His efforts face opposition from many Republicans and lawmakers from states that produce coal and oil. As he works to battle high unemployment, opponents of a law argue it would hurt the economy and cost the United States jobs.
Obama’s stewardship of the issue, expected to be a priority after healthcare reform is complete, will help determine whether a binding U.N. climate pact can be reached in 2010 after the December Copenhagen talks fell short.
AFGHANISTAN - With violence in Afghanistan at its highest level in years, Obama in December ordered 30,000 more U.S. troops to the war zone to break the momentum of a resurgent Taliban. The reinforcements will bring the total number of U.S. soldiers in Afghanistan to about 100,000.

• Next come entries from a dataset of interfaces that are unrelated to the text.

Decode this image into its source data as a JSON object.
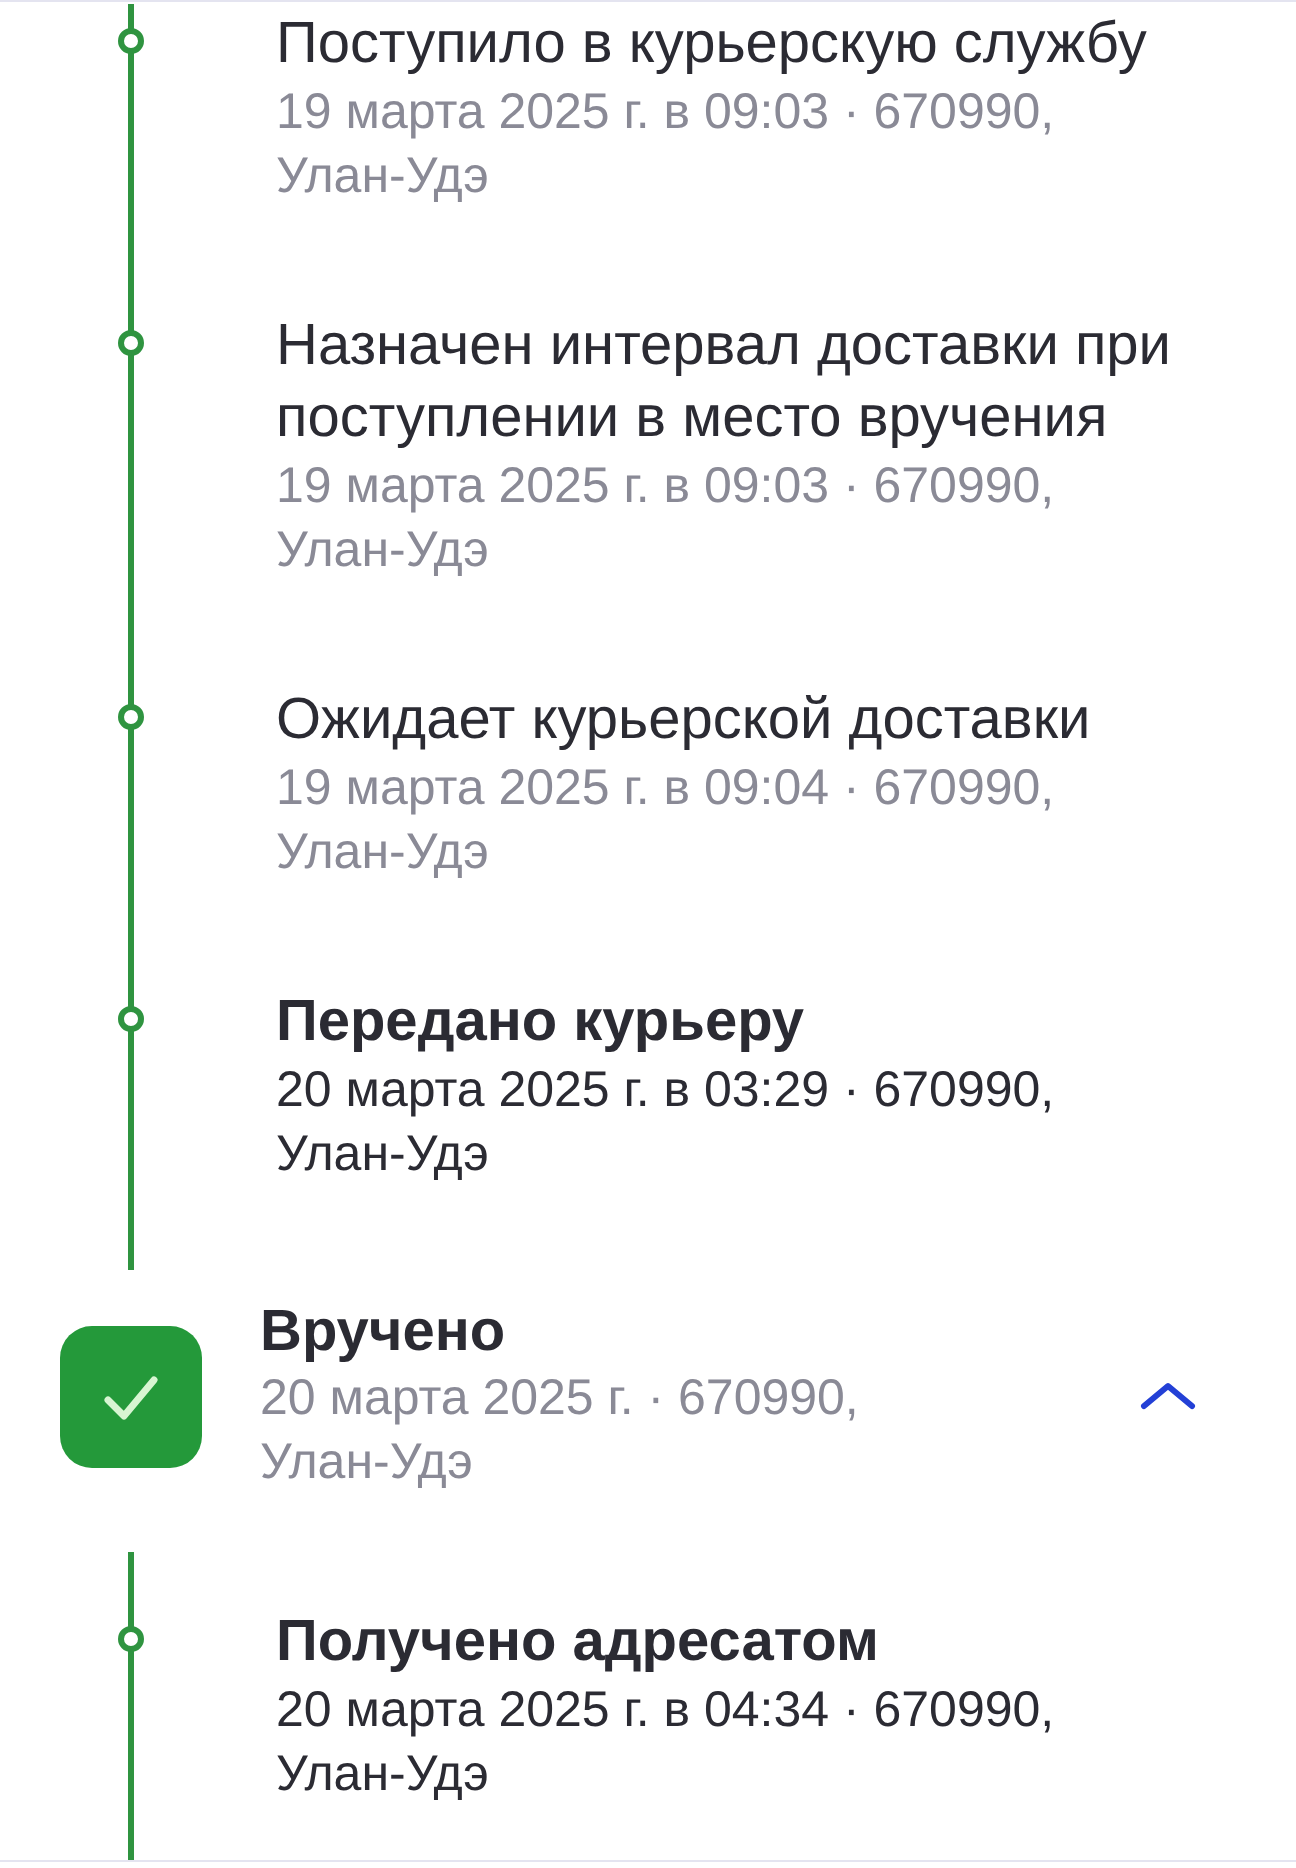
{
  "timeline": {
    "events": [
      {
        "title": "Поступило в курьерскую службу",
        "details": "19 марта 2025 г. в 09:03 · 670990, Улан-Удэ",
        "highlighted": false
      },
      {
        "title": "Назначен интервал доставки при поступлении в место вручения",
        "details": "19 марта 2025 г. в 09:03 · 670990, Улан-Удэ",
        "highlighted": false
      },
      {
        "title": "Ожидает курьерской доставки",
        "details": "19 марта 2025 г. в 09:04 · 670990, Улан-Удэ",
        "highlighted": false
      },
      {
        "title": "Передано курьеру",
        "details": "20 марта 2025 г. в 03:29 · 670990, Улан-Удэ",
        "highlighted": true
      }
    ]
  },
  "group": {
    "title": "Вручено",
    "details": "20 марта 2025 г. · 670990, Улан-Удэ",
    "expanded": true,
    "events": [
      {
        "title": "Получено адресатом",
        "details": "20 марта 2025 г. в 04:34 · 670990, Улан-Удэ",
        "highlighted": true
      }
    ]
  }
}
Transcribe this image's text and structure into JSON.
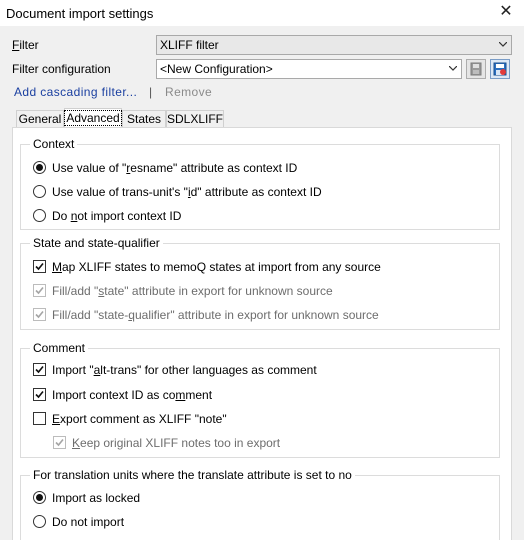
{
  "window": {
    "title": "Document import settings",
    "close_glyph": "✕"
  },
  "filter": {
    "label_pre": "",
    "label_u": "F",
    "label_post": "ilter",
    "value": "XLIFF filter"
  },
  "filter_config": {
    "label": "Filter configuration",
    "value": "<New Configuration>"
  },
  "links": {
    "add_cascading": "Add cascading filter...",
    "separator": "|",
    "remove": "Remove"
  },
  "tabs": [
    {
      "label": "General"
    },
    {
      "label": "Advanced"
    },
    {
      "label": "States"
    },
    {
      "label": "SDLXLIFF"
    }
  ],
  "groups": {
    "context": {
      "title": "Context",
      "options": [
        {
          "pre": "Use value of \"",
          "u": "r",
          "post": "esname\" attribute as context ID",
          "checked": true
        },
        {
          "pre": "Use value of trans-unit's \"",
          "u": "i",
          "post": "d\" attribute as context ID",
          "checked": false
        },
        {
          "pre": "Do ",
          "u": "n",
          "post": "ot import context ID",
          "checked": false
        }
      ]
    },
    "state": {
      "title": "State and state-qualifier",
      "options": [
        {
          "pre": "",
          "u": "M",
          "post": "ap XLIFF states to memoQ states at import from any source",
          "checked": true,
          "disabled": false
        },
        {
          "pre": "Fill/add \"",
          "u": "s",
          "post": "tate\" attribute in export for unknown source",
          "checked": true,
          "disabled": true
        },
        {
          "pre": "Fill/add \"state-",
          "u": "q",
          "post": "ualifier\" attribute in export for unknown source",
          "checked": true,
          "disabled": true
        }
      ]
    },
    "comment": {
      "title": "Comment",
      "options": [
        {
          "pre": "Import \"",
          "u": "a",
          "post": "lt-trans\" for other languages as comment",
          "checked": true,
          "disabled": false
        },
        {
          "pre": "Import context ID as co",
          "u": "m",
          "post": "ment",
          "checked": true,
          "disabled": false
        },
        {
          "pre": "",
          "u": "E",
          "post": "xport comment as XLIFF \"note\"",
          "checked": false,
          "disabled": false
        },
        {
          "pre": "",
          "u": "K",
          "post": "eep original XLIFF notes too in export",
          "checked": true,
          "disabled": true
        }
      ]
    },
    "translate": {
      "title": "For translation units where the translate attribute is set to no",
      "options": [
        {
          "pre": "Import as locked",
          "u": "",
          "post": "",
          "checked": true
        },
        {
          "pre": "Do not import",
          "u": "",
          "post": "",
          "checked": false
        }
      ]
    }
  },
  "icons": {
    "close": "close-icon",
    "dropdown": "chevron-down-icon",
    "save_config": "save-icon",
    "save_as_config": "save-as-icon"
  },
  "colors": {
    "link": "#1a3fa0",
    "panel": "#ffffff",
    "window": "#f0f0f0"
  }
}
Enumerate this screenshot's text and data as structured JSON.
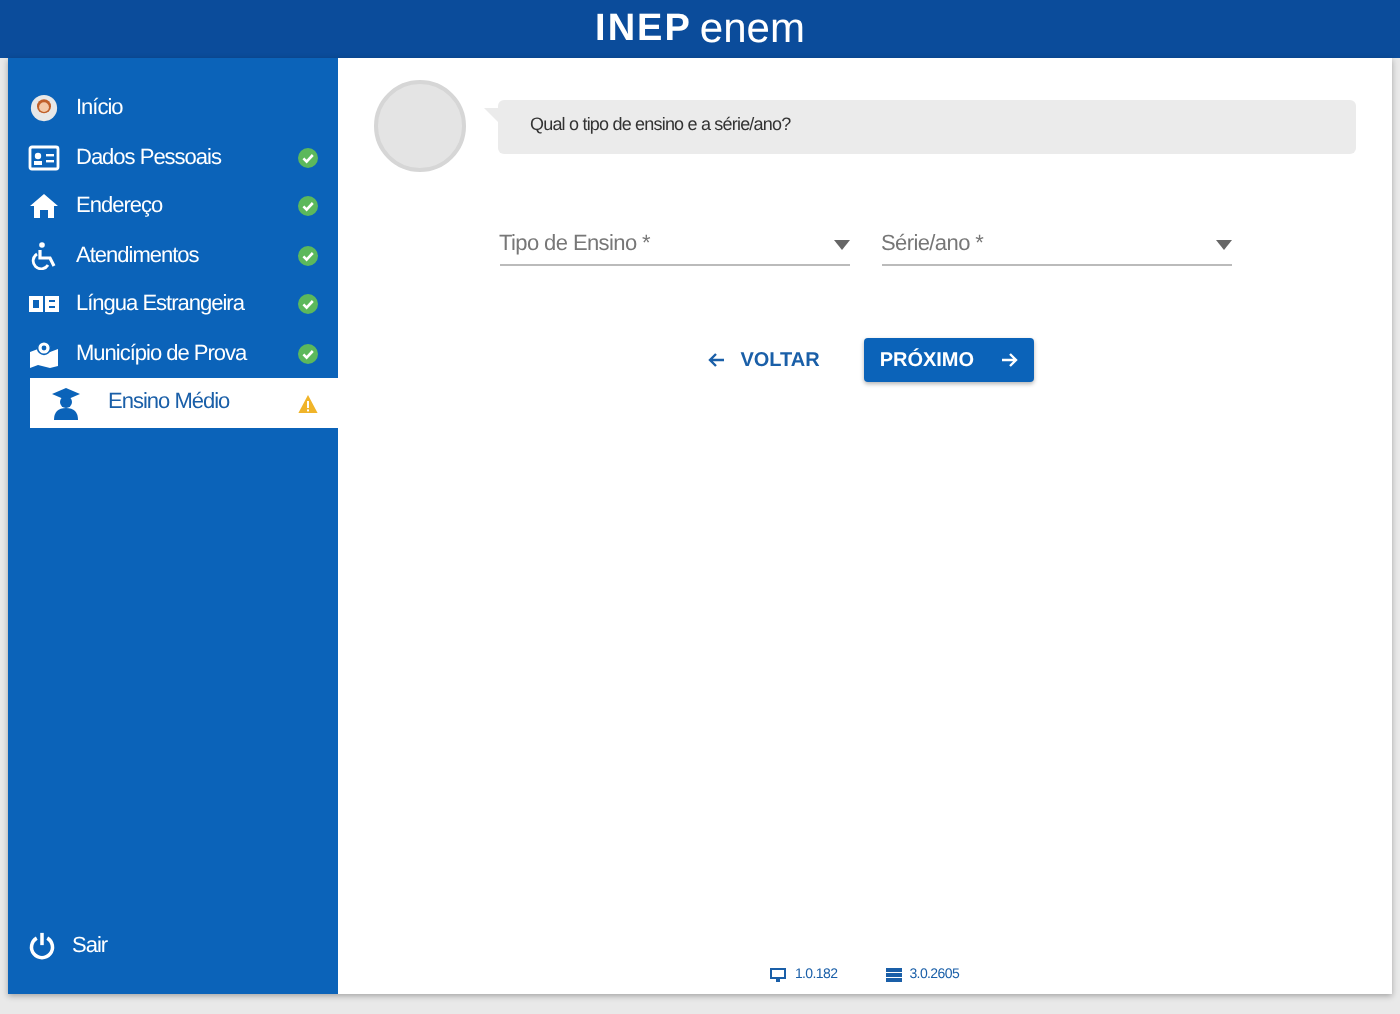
{
  "header": {
    "logo": [
      "INEP",
      "enem"
    ]
  },
  "sidebar": {
    "items": [
      {
        "label": "Início",
        "done": false,
        "warning": false,
        "selected": false
      },
      {
        "label": "Dados Pessoais",
        "done": true,
        "warning": false,
        "selected": false
      },
      {
        "label": "Endereço",
        "done": true,
        "warning": false,
        "selected": false
      },
      {
        "label": "Atendimentos",
        "done": true,
        "warning": false,
        "selected": false
      },
      {
        "label": "Língua Estrangeira",
        "done": true,
        "warning": false,
        "selected": false
      },
      {
        "label": "Município de Prova",
        "done": true,
        "warning": false,
        "selected": false
      },
      {
        "label": "Ensino Médio",
        "done": false,
        "warning": true,
        "selected": true
      }
    ],
    "logout": {
      "label": "Sair"
    }
  },
  "chat": {
    "message": "Qual o tipo de ensino e a série/ano?"
  },
  "form": {
    "fields": [
      {
        "placeholder": "Tipo de Ensino *"
      },
      {
        "placeholder": "Série/ano *"
      }
    ]
  },
  "buttons": [
    {
      "label": "VOLTAR",
      "kind": "back"
    },
    {
      "label": "PRÓXIMO",
      "kind": "next"
    }
  ],
  "footer": [
    {
      "text": "1.0.182"
    },
    {
      "text": "3.0.2605"
    }
  ]
}
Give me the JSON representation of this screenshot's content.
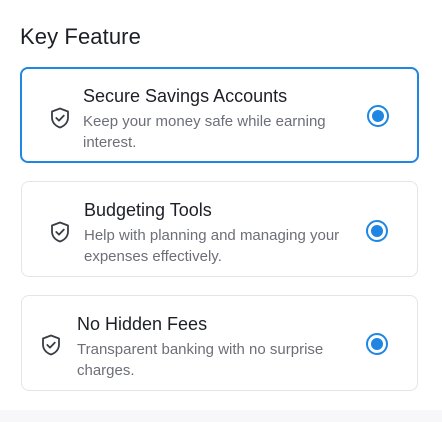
{
  "section": {
    "title": "Key Feature"
  },
  "features": [
    {
      "title": "Secure Savings Accounts",
      "description": "Keep your money safe while earning interest.",
      "icon": "shield-check-icon",
      "selected": true
    },
    {
      "title": "Budgeting Tools",
      "description": "Help with planning and managing your expenses effectively.",
      "icon": "shield-check-icon",
      "selected": true
    },
    {
      "title": "No Hidden Fees",
      "description": "Transparent banking with no surprise charges.",
      "icon": "shield-check-icon",
      "selected": true
    }
  ],
  "colors": {
    "accent": "#1f86e3",
    "border": "#e4e5ea",
    "title_text": "#1d1f27",
    "secondary_text": "#6d6f78"
  }
}
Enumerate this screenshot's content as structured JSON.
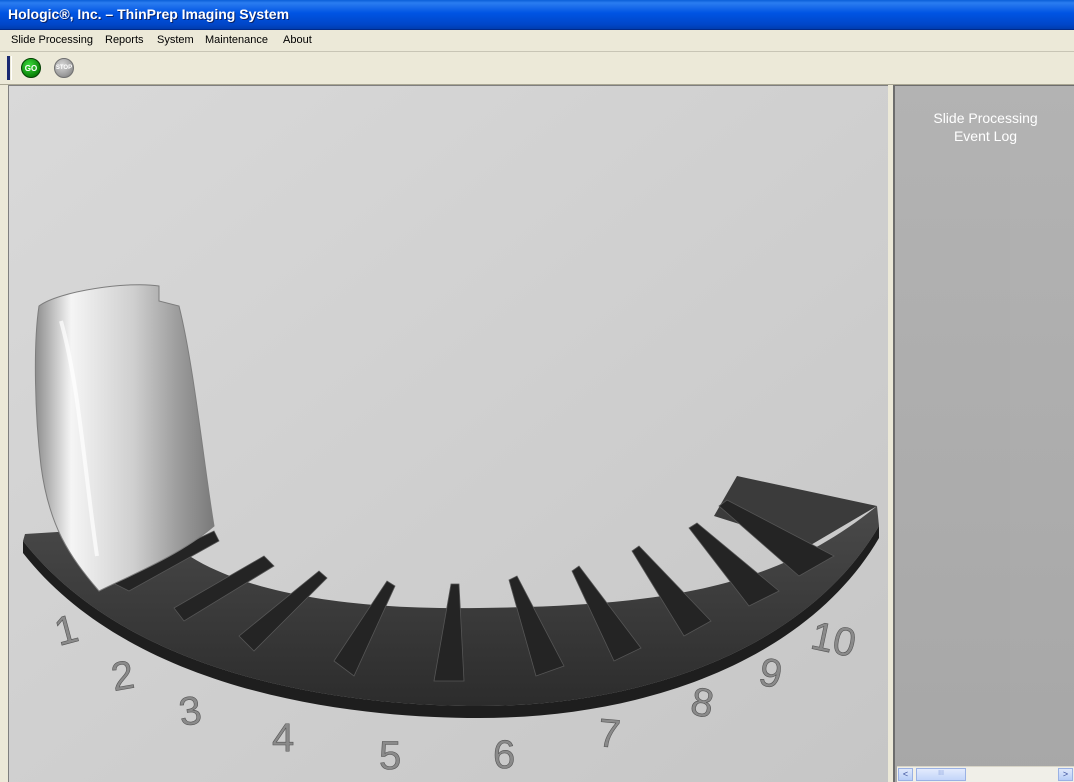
{
  "window": {
    "title": "Hologic®, Inc. – ThinPrep Imaging System"
  },
  "menu": {
    "items": [
      "Slide Processing",
      "Reports",
      "System",
      "Maintenance",
      "About"
    ]
  },
  "toolbar": {
    "go_label": "GO",
    "stop_label": "STOP"
  },
  "carousel": {
    "slot_numbers": [
      "1",
      "2",
      "3",
      "4",
      "5",
      "6",
      "7",
      "8",
      "9",
      "10"
    ]
  },
  "event_log": {
    "title": "Slide Processing\nEvent Log"
  },
  "scrollbar": {
    "left_arrow": "<",
    "right_arrow": ">",
    "thumb_grip": "III"
  },
  "colors": {
    "titlebar": "#0054e3",
    "canvas": "#cfcfcf",
    "panel": "#ababab",
    "tray": "#3a3a3a"
  }
}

The troop increase is proving a tough sell -- with the United States struggling with record budget deficits and high unemployment, the public is wary of spending tens of billions more dollars on the war. Many Democrats also worry it could hurt them in the November election, particularly if more soldiers start coming home in body bags.
IRAQ - Obama has declared the Iraq war will end for the United States by the end of 2011, when remaining U.S. troops will withdraw. A surge in bomb attacks has raised questions about Iraq’s ability to combat militants before a national election due in March, but Washington says it is sticking to its withdrawal timetable. Obama is banking on saving billions of dollars from winding down U.S. operations in Iraq to help cut a record budget deficit and subsidize the Afghan surge.
Iran missed the December 31 deadline to respond to a U.N.-brokered nuclear enrichment deal after initially signaling its interest. U.S. officials say Iran’s hardline government is preoccupied with deepening domestic unrest after a disputed presidential election last year.
The United States is now talking to European allies, Russia and China about imposing tougher sanctions, but it is proceeding cautiously, reluctant to impose broad sanctions that could hurt the Iranian people and undermine the opposition.
The U.N. Security Council is not expected to begin talks on sanctions until mid-January at the earliest. Obama must still persuade Russia and China, veto-wielding allies of Iran, to back any new measure, a process which could take months.
Compiled by Alister Bull, Patricia Zengerle, Ross Colvin and Jeff Mason; editing by Patricia Wilson and Paul Simao